→ **Instructions to follow**
From top to bottom, restate the entries below word for word.

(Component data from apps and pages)
^^^^

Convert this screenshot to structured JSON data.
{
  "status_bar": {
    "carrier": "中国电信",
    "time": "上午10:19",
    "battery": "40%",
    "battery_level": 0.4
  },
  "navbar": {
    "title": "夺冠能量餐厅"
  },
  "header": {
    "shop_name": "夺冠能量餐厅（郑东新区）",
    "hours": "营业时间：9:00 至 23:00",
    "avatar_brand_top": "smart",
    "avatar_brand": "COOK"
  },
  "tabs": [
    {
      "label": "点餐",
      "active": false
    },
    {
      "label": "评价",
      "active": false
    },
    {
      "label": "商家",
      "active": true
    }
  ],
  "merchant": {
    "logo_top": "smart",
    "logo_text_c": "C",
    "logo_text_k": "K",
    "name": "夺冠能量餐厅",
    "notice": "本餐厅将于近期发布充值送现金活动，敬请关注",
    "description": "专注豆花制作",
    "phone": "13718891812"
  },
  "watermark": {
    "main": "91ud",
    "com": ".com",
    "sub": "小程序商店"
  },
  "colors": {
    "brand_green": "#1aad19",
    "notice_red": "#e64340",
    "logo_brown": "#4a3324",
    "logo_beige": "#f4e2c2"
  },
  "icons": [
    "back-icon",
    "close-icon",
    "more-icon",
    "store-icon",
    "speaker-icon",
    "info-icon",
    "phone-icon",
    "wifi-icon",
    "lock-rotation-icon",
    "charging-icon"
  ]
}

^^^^

→ **Answer box**
Convert this screenshot to structured JSON data.
{
  "status_bar": {
    "carrier": "中国电信",
    "time": "上午10:19",
    "battery": "40%",
    "battery_level": 0.4
  },
  "navbar": {
    "title": "夺冠能量餐厅"
  },
  "header": {
    "shop_name": "夺冠能量餐厅（郑东新区）",
    "hours": "营业时间：9:00 至 23:00",
    "avatar_brand_top": "smart",
    "avatar_brand": "COOK"
  },
  "tabs": [
    {
      "label": "点餐",
      "active": false
    },
    {
      "label": "评价",
      "active": false
    },
    {
      "label": "商家",
      "active": true
    }
  ],
  "merchant": {
    "logo_top": "smart",
    "logo_text_c": "C",
    "logo_text_k": "K",
    "name": "夺冠能量餐厅",
    "notice": "本餐厅将于近期发布充值送现金活动，敬请关注",
    "description": "专注豆花制作",
    "phone": "13718891812"
  },
  "watermark": {
    "main": "91ud",
    "com": ".com",
    "sub": "小程序商店"
  },
  "colors": {
    "brand_green": "#1aad19",
    "notice_red": "#e64340",
    "logo_brown": "#4a3324",
    "logo_beige": "#f4e2c2"
  },
  "icons": [
    "back-icon",
    "close-icon",
    "more-icon",
    "store-icon",
    "speaker-icon",
    "info-icon",
    "phone-icon",
    "wifi-icon",
    "lock-rotation-icon",
    "charging-icon"
  ]
}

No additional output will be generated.